Come January the weather in Mumbai turns rather nippy making all of us pull out our woolens and enjoy the cold weather for bit. Real 'winters' start around mid January and last till mid February here and the temperatures sometimes dip as low as 10-12 degrees C. It is also the time when the season's best fruits begin to show up in the markets. In Mumbai, strawberries can be found at every nook & corner - sold at the market amongst other fruits or at the traffic signal - neatly placed in plastic boxes, most times the rotten ones strategically placed at the bottom of the box.
These fruits are found in abundance in well stocked supermarkets at a fancy rate of course, however the best deal is found with those vendors who sell them near residential complexes - neatly piled on reed baskets, looking oh so pretty and inviting that passersby - pedestrians and motorists are lured to stop and buy them. The good part about these vendors is that one can bargain the price with them, especially towards dusk when they are eager to sell off whatever's remaining at your price - strawberries don't keep well at room temperature and they have a fresh load to sell the next day. Plus you get to pick and choose the best out of the lot.
I bought quite a few strawberries last year - most of which were consumed in the form of smoothies and a lot of them were hulled & frozen - the husband cannot figure out why. I have no clue what I intended to do with them as I didn't have any specific plan! So last year's fruit is still chilling in my deep freezer - hard as stones!

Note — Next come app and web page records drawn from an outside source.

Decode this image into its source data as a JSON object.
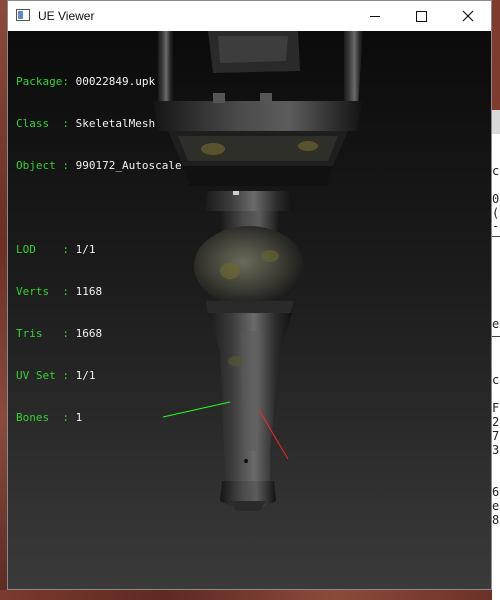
{
  "window": {
    "title": "UE Viewer",
    "controls": {
      "minimize": "minimize",
      "maximize": "maximize",
      "close": "close"
    }
  },
  "info": {
    "package_label": "Package:",
    "package_value": "00022849.upk",
    "class_label": "Class  :",
    "class_value": "SkeletalMesh",
    "object_label": "Object :",
    "object_value": "990172_Autoscale",
    "lod_label": "LOD    :",
    "lod_value": "1/1",
    "verts_label": "Verts  :",
    "verts_value": "1168",
    "tris_label": "Tris   :",
    "tris_value": "1668",
    "uvset_label": "UV Set :",
    "uvset_value": "1/1",
    "bones_label": "Bones  :",
    "bones_value": "1"
  },
  "colors": {
    "label_green": "#33d233",
    "value_white": "#f2f2f2",
    "axis_green": "#22ff22",
    "axis_red": "#ff2222"
  },
  "background_app_text": [
    "c",
    "0",
    "(",
    "-",
    "e",
    "-",
    "c",
    "F",
    "2",
    "7",
    "3",
    "6",
    "e",
    "8"
  ]
}
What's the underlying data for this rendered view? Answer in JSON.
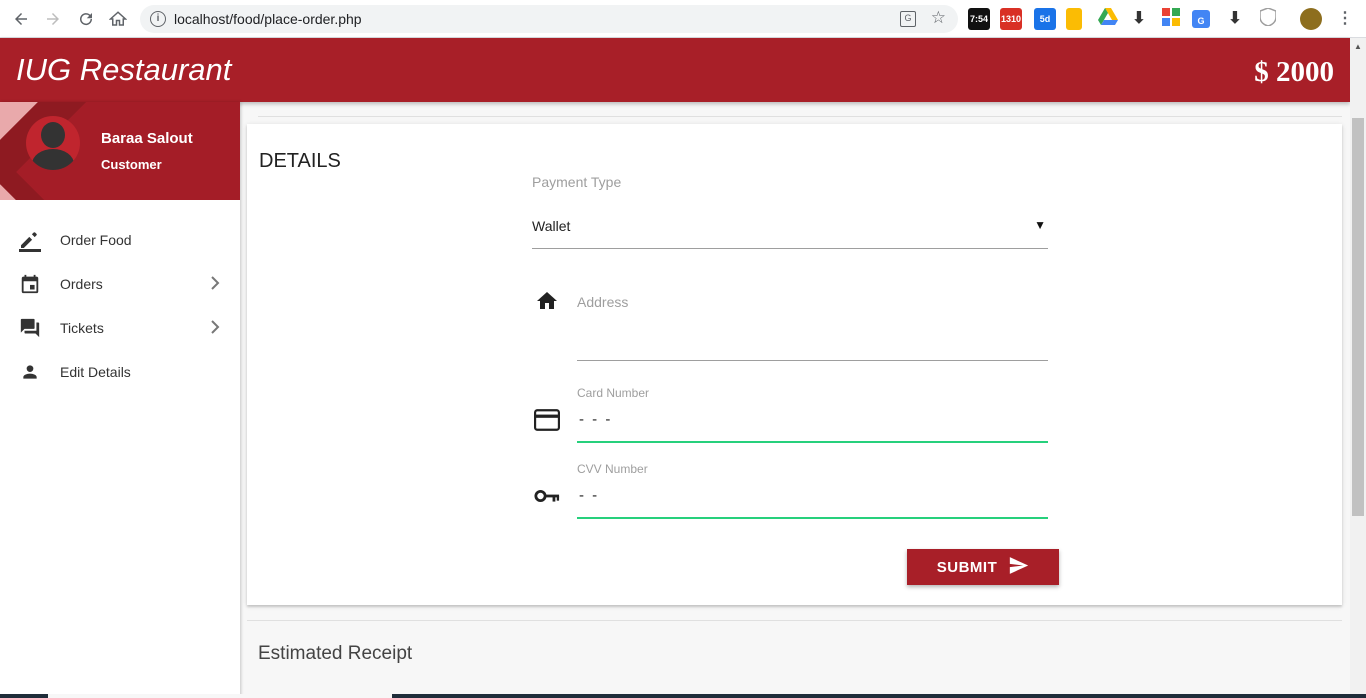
{
  "browser": {
    "url": "localhost/food/place-order.php",
    "extensions": [
      {
        "name": "clock-extension",
        "label": "7:54",
        "color": "#111111"
      },
      {
        "name": "gmail-extension",
        "label": "1310",
        "color": "#d93025"
      },
      {
        "name": "calendar-extension",
        "label": "5d",
        "color": "#1a73e8"
      },
      {
        "name": "keep-extension",
        "label": "",
        "color": "#fbbc04"
      },
      {
        "name": "drive-extension",
        "label": "",
        "color": "#34a853"
      },
      {
        "name": "download-extension",
        "label": "",
        "color": "#333333"
      },
      {
        "name": "colorpicker-extension",
        "label": "",
        "color": "#4285f4"
      },
      {
        "name": "translate-extension",
        "label": "",
        "color": "#4285f4"
      },
      {
        "name": "download2-extension",
        "label": "",
        "color": "#333333"
      },
      {
        "name": "shield-extension",
        "label": "",
        "color": "#9e9e9e"
      }
    ]
  },
  "header": {
    "title": "IUG Restaurant",
    "balance": "$ 2000"
  },
  "sidebar": {
    "user": {
      "name": "Baraa Salout",
      "role": "Customer"
    },
    "items": [
      {
        "label": "Order Food",
        "icon": "pencil-icon",
        "has_submenu": false
      },
      {
        "label": "Orders",
        "icon": "calendar-icon",
        "has_submenu": true
      },
      {
        "label": "Tickets",
        "icon": "forum-icon",
        "has_submenu": true
      },
      {
        "label": "Edit Details",
        "icon": "person-icon",
        "has_submenu": false
      }
    ]
  },
  "details": {
    "title": "DETAILS",
    "payment_type_label": "Payment Type",
    "payment_type_value": "Wallet",
    "address_label": "Address",
    "address_value": "",
    "card_number_label": "Card Number",
    "card_number_value": "- - -",
    "cvv_label": "CVV Number",
    "cvv_value": "- -",
    "submit_label": "SUBMIT"
  },
  "receipt": {
    "title": "Estimated Receipt"
  },
  "colors": {
    "brand": "#a81f28",
    "active_input": "#26d07c"
  }
}
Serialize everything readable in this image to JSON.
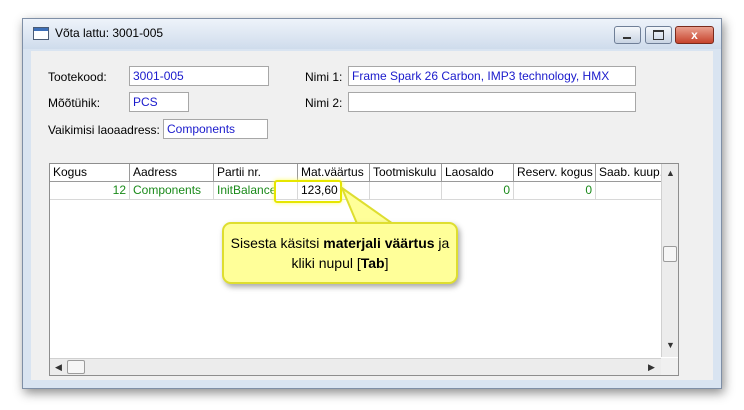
{
  "window": {
    "title": "Võta lattu: 3001-005",
    "close_glyph": "x",
    "minimize_icon": "minimize-icon",
    "maximize_icon": "maximize-icon"
  },
  "form": {
    "tootekood_label": "Tootekood:",
    "tootekood_value": "3001-005",
    "mootuhik_label": "Mõõtühik:",
    "mootuhik_value": "PCS",
    "vaikimisi_label": "Vaikimisi laoaadress:",
    "vaikimisi_value": "Components",
    "nimi1_label": "Nimi 1:",
    "nimi1_value": "Frame Spark 26 Carbon, IMP3 technology, HMX",
    "nimi2_label": "Nimi 2:",
    "nimi2_value": ""
  },
  "grid": {
    "columns": [
      "Kogus",
      "Aadress",
      "Partii nr.",
      "Mat.väärtus",
      "Tootmiskulu",
      "Laosaldo",
      "Reserv. kogus",
      "Saab. kuup."
    ],
    "rows": [
      [
        "12",
        "Components",
        "InitBalance",
        "123,60",
        "",
        "0",
        "0",
        ""
      ]
    ],
    "value_color": "#1a8a1a"
  },
  "callout": {
    "part1": "Sisesta käsitsi ",
    "bold1": "materjali väärtus",
    "part2": " ja kliki nupul [",
    "bold2": "Tab",
    "part3": "]",
    "background": "#ffff99",
    "border": "#dede30"
  },
  "colors": {
    "field_text": "#1a1acc",
    "highlight": "#e6e600"
  }
}
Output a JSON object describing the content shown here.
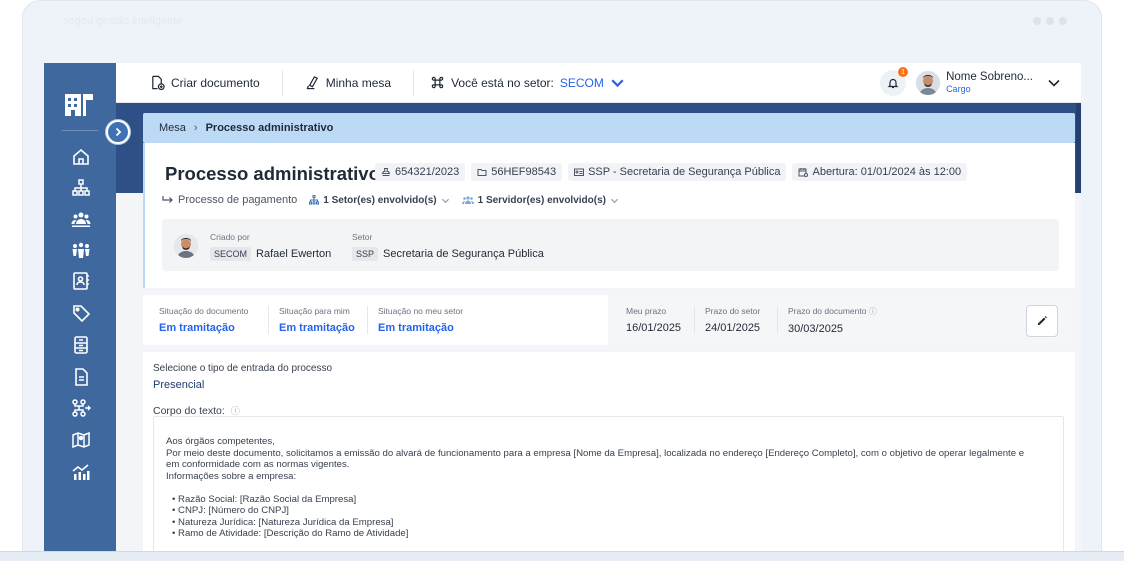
{
  "frame": {
    "title": "sogou gestão inteligente"
  },
  "topbar": {
    "create_doc": "Criar documento",
    "my_desk": "Minha mesa",
    "sector_label": "Você está no setor:",
    "sector_value": "SECOM",
    "notification_count": "1",
    "user_name": "Nome Sobreno...",
    "user_role": "Cargo"
  },
  "breadcrumb": {
    "root": "Mesa",
    "current": "Processo administrativo"
  },
  "process": {
    "title": "Processo administrativo",
    "chips": {
      "number": "654321/2023",
      "code": "56HEF98543",
      "secretariat": "SSP - Secretaria de Segurança Pública",
      "opening": "Abertura: 01/01/2024 às 12:00"
    },
    "subtype": "Processo de pagamento",
    "sectors_involved": "1 Setor(es) envolvido(s)",
    "servers_involved": "1 Servidor(es) envolvido(s)",
    "created_by_label": "Criado por",
    "created_by_tag": "SECOM",
    "created_by_name": "Rafael Ewerton",
    "sector_label": "Setor",
    "sector_tag": "SSP",
    "sector_name": "Secretaria de Segurança Pública"
  },
  "status": {
    "doc_situation_label": "Situação do documento",
    "doc_situation": "Em tramitação",
    "my_situation_label": "Situação para mim",
    "my_situation": "Em tramitação",
    "sector_situation_label": "Situação no meu setor",
    "sector_situation": "Em tramitação",
    "my_deadline_label": "Meu prazo",
    "my_deadline": "16/01/2025",
    "sector_deadline_label": "Prazo do setor",
    "sector_deadline": "24/01/2025",
    "doc_deadline_label": "Prazo do documento",
    "doc_deadline": "30/03/2025"
  },
  "form": {
    "entry_type_label": "Selecione o tipo de entrada do processo",
    "entry_type_value": "Presencial",
    "body_label": "Corpo do texto:",
    "body_lines": [
      "Aos órgãos competentes,",
      "Por meio deste documento, solicitamos a emissão do alvará de funcionamento para a empresa [Nome da Empresa], localizada no endereço [Endereço Completo], com o objetivo de operar legalmente e",
      "em conformidade com as normas vigentes.",
      "Informações sobre a empresa:"
    ],
    "body_items": [
      "• Razão Social: [Razão Social da Empresa]",
      "• CNPJ: [Número do CNPJ]",
      "• Natureza Jurídica: [Natureza Jurídica da Empresa]",
      "• Ramo de Atividade: [Descrição do Ramo de Atividade]"
    ]
  },
  "colors": {
    "sidebar": "#3f689e",
    "band": "#2f4f87",
    "breadcrumb": "#bcdaf6",
    "accent": "#2563eb"
  }
}
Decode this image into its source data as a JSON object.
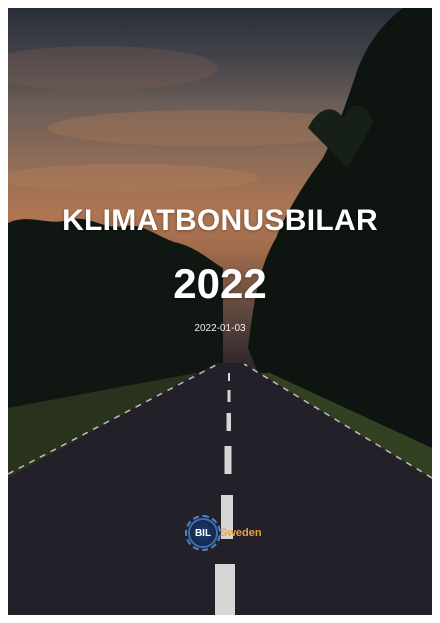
{
  "cover": {
    "title": "KLIMATBONUSBILAR",
    "year": "2022",
    "date": "2022-01-03",
    "logo": {
      "mark_text": "BIL",
      "wordmark": "Sweden",
      "mark_color": "#3b6fb3",
      "wordmark_color": "#e8a247"
    }
  },
  "colors": {
    "sky_top": "#2f3540",
    "sunset": "#c8875e",
    "trees": "#141a16",
    "road": "#2a2530",
    "lane_marking": "#ffffff"
  }
}
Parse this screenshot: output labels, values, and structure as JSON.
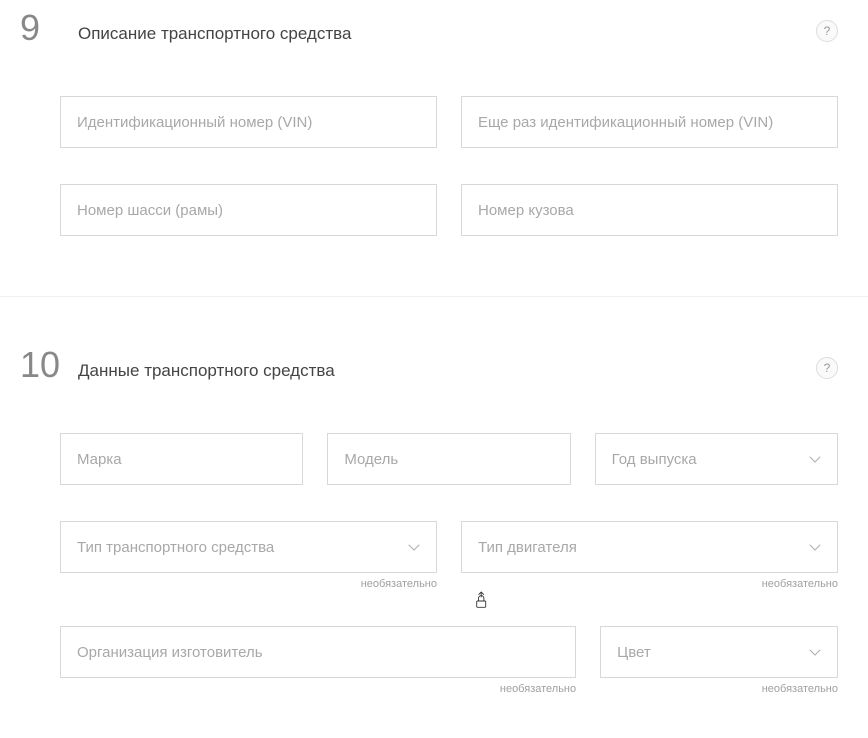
{
  "section9": {
    "number": "9",
    "title": "Описание транспортного средства",
    "help": "?",
    "fields": {
      "vin": {
        "placeholder": "Идентификационный номер (VIN)"
      },
      "vin_confirm": {
        "placeholder": "Еще раз идентификационный номер (VIN)"
      },
      "chassis": {
        "placeholder": "Номер шасси (рамы)"
      },
      "body": {
        "placeholder": "Номер кузова"
      }
    }
  },
  "section10": {
    "number": "10",
    "title": "Данные транспортного средства",
    "help": "?",
    "fields": {
      "brand": {
        "placeholder": "Марка"
      },
      "model": {
        "placeholder": "Модель"
      },
      "year": {
        "placeholder": "Год выпуска"
      },
      "vehicle_type": {
        "placeholder": "Тип транспортного средства",
        "optional": "необязательно"
      },
      "engine_type": {
        "placeholder": "Тип двигателя",
        "optional": "необязательно"
      },
      "manufacturer": {
        "placeholder": "Организация изготовитель",
        "optional": "необязательно"
      },
      "color": {
        "placeholder": "Цвет",
        "optional": "необязательно"
      }
    }
  }
}
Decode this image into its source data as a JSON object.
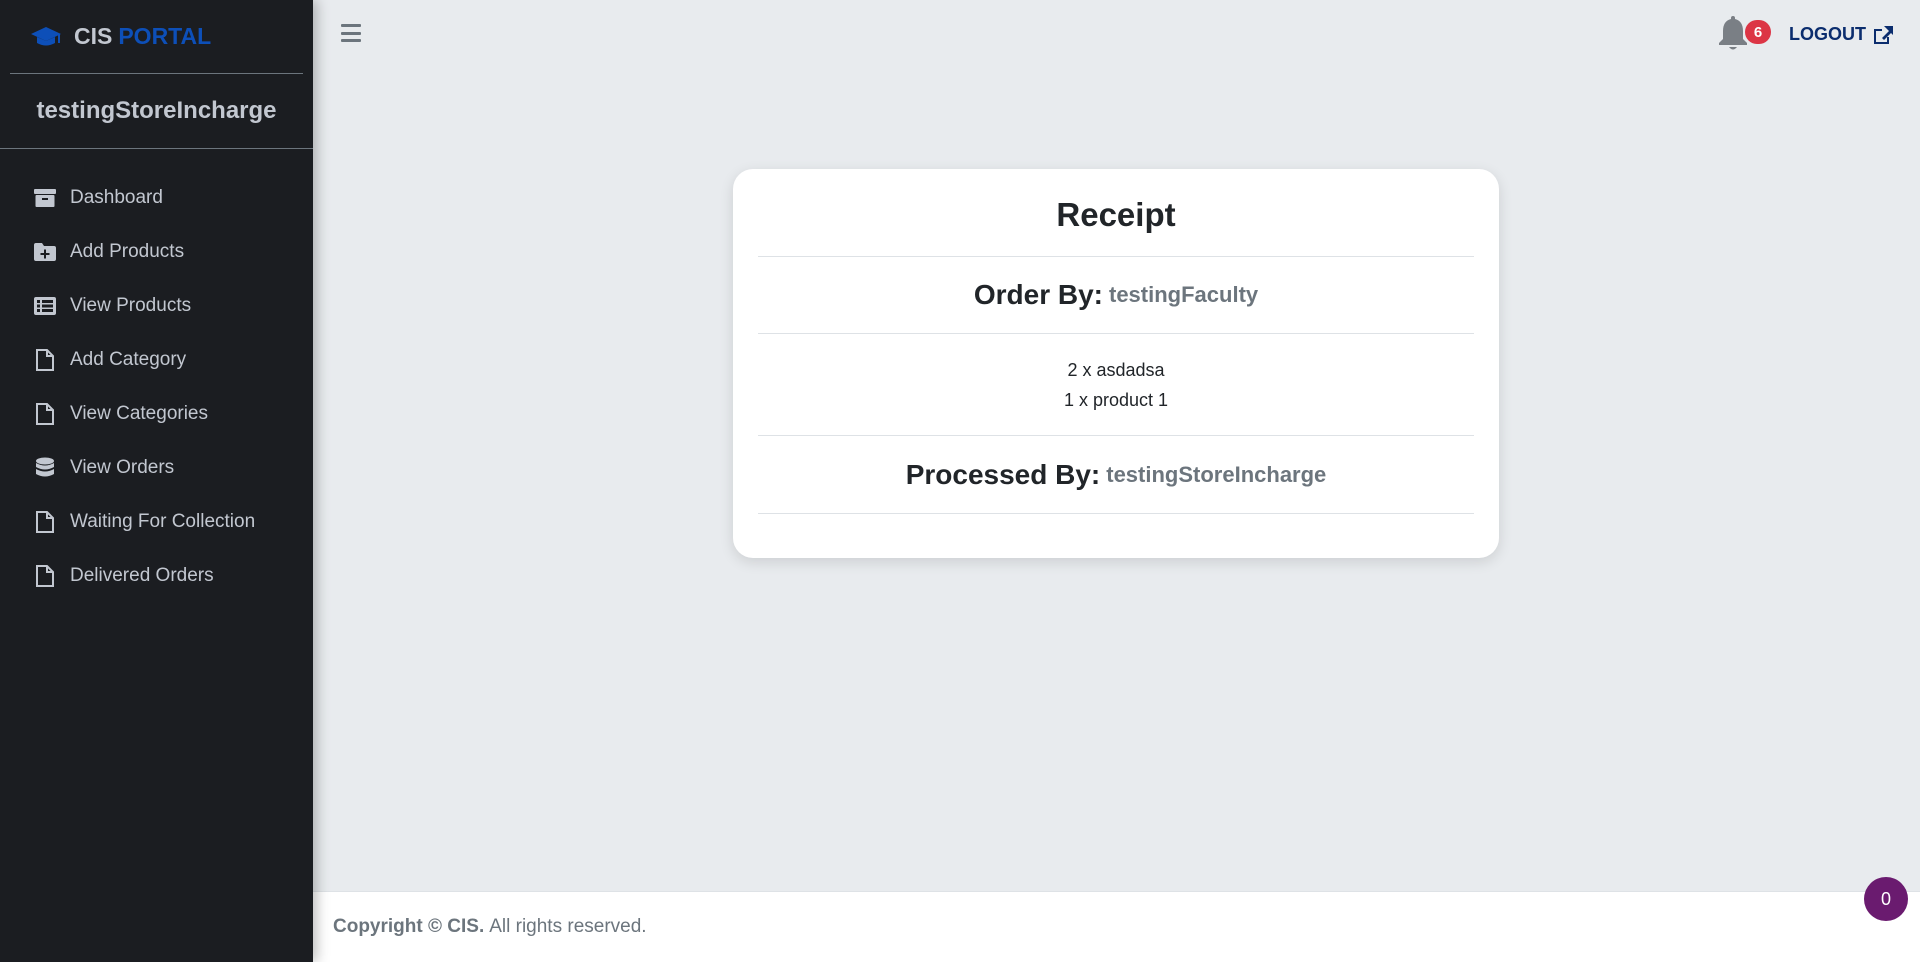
{
  "brand": {
    "part1": "CIS",
    "part2": "PORTAL",
    "icon": "graduation-cap-icon",
    "accent": "#0d4fb8"
  },
  "user": {
    "name": "testingStoreIncharge"
  },
  "sidebar": {
    "items": [
      {
        "label": "Dashboard",
        "icon": "archive-icon"
      },
      {
        "label": "Add Products",
        "icon": "folder-plus-icon"
      },
      {
        "label": "View Products",
        "icon": "list-icon"
      },
      {
        "label": "Add Category",
        "icon": "file-icon"
      },
      {
        "label": "View Categories",
        "icon": "file-icon"
      },
      {
        "label": "View Orders",
        "icon": "database-icon"
      },
      {
        "label": "Waiting For Collection",
        "icon": "file-icon"
      },
      {
        "label": "Delivered Orders",
        "icon": "file-icon"
      }
    ]
  },
  "topbar": {
    "notifications_count": "6",
    "logout_label": "LOGOUT",
    "badge_color": "#dc3545"
  },
  "receipt": {
    "title": "Receipt",
    "order_by_label": "Order By:",
    "order_by_value": "testingFaculty",
    "items": [
      "2 x asdadsa",
      "1 x product 1"
    ],
    "processed_by_label": "Processed By:",
    "processed_by_value": "testingStoreIncharge"
  },
  "footer": {
    "copyright_bold": "Copyright © CIS.",
    "rights": "All rights reserved."
  },
  "chat": {
    "count": "0",
    "color": "#6a1b6f"
  }
}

Spot the difference!
Anyway, I went out and bought some more strawberries this year and not wanting to face his wrath I put them to good use. I made some jam! Usually there are no takers for jam in my house. We grew up eating synthetic flavoured jams - mixed fruit to be precise - as that was the only flavour I liked during my growing up years. However, after I made my batch of home made fresh fig jam
last year, there was no looking back.
The sad part of this exercise is that I was able to make just one batch from the strawberries I bought at a throwaway price from one of the vendors near my house. The very next day the cops drove away all unauthorised fruit & vegetable vendors from my area. I hope they are back before the strawberry season ends so that I can make another batch of this lovely jam.
I totally love making jams - from start to finish - While I am not such a jam lover, I think I can definitely make a business out of making & selling jams. I find the whole process of chopping the fruit and simmering it over a slow fire so therapeutic. And then capturing it from a thousand different angles - that's another joy altogether. I think I made this jam for the sake of being able to take a lot of pictures more than wanting to eat it.
About this dish
So here's a jam recipe that is nothing fancy and is very easy to make. I have not made use of pectin or any other preservative so it is best refrigerated and eaten within a couple of weeks. Slather some strawberry jam over a nice warm toast and eat it with fried bacon. You can even make a simple jam sandwich with strawberry jam and amul butter piled between slices of bread - that in my opinion tastes simply divine - enough to beat your blues away!
Prep time: 15mins | Cook time: 45mins | Yield: Makes 2 jars of approx 200ml each
- 500 grams strawberries washed & hulled * see notes
- 1-1/2 cups (approx 300grams) sugar
- juice of 1/2 lime
- 1/2 star anise (optional)
- 1/2 tsp of butter
- pinch of salt
1. Cut the strawberries into halves or quarters - depending on how chunky you like your jam. Transfer them into a large heavy based pan - remember that the mixture will rise and turn frothy so use a pan with tall sides. Add the sugar, pinch of salt and star anise and simmer till the sugar is dissolved.
2. In a separate pan boil the jam jar/jars for 10 minutes. Remove and dry them thoroughly.
3. Continue to cook the strawberries till the mixture begins to thicken. You can do a test to check if the jam is ready by dropping half a spoonful on a steel plate that has been placed in the refrigerator for about 20 minutes. The jam should wrinkle when you touch it with a finger, if not, continue to cook the jam. Do keep an eye on the mixture and continuously stir it as the sugar will stick to the bottom of the pan as it starts to caramelise.
4. When the jam has passed the wrinkle test, add the butter, mix well and skim off any scum on the surface (I missed this step!)
5. Allow the jam to cool off for 6-7 minutes before you spoon them carefully into the sterilized jars. Store in a cool, dry place.
How to hull strawberries easily: Just poke through the base of each strawberry with a strong drinking straw till the stem and leaves come off on the other end of the straw.
I have adapted the recipe from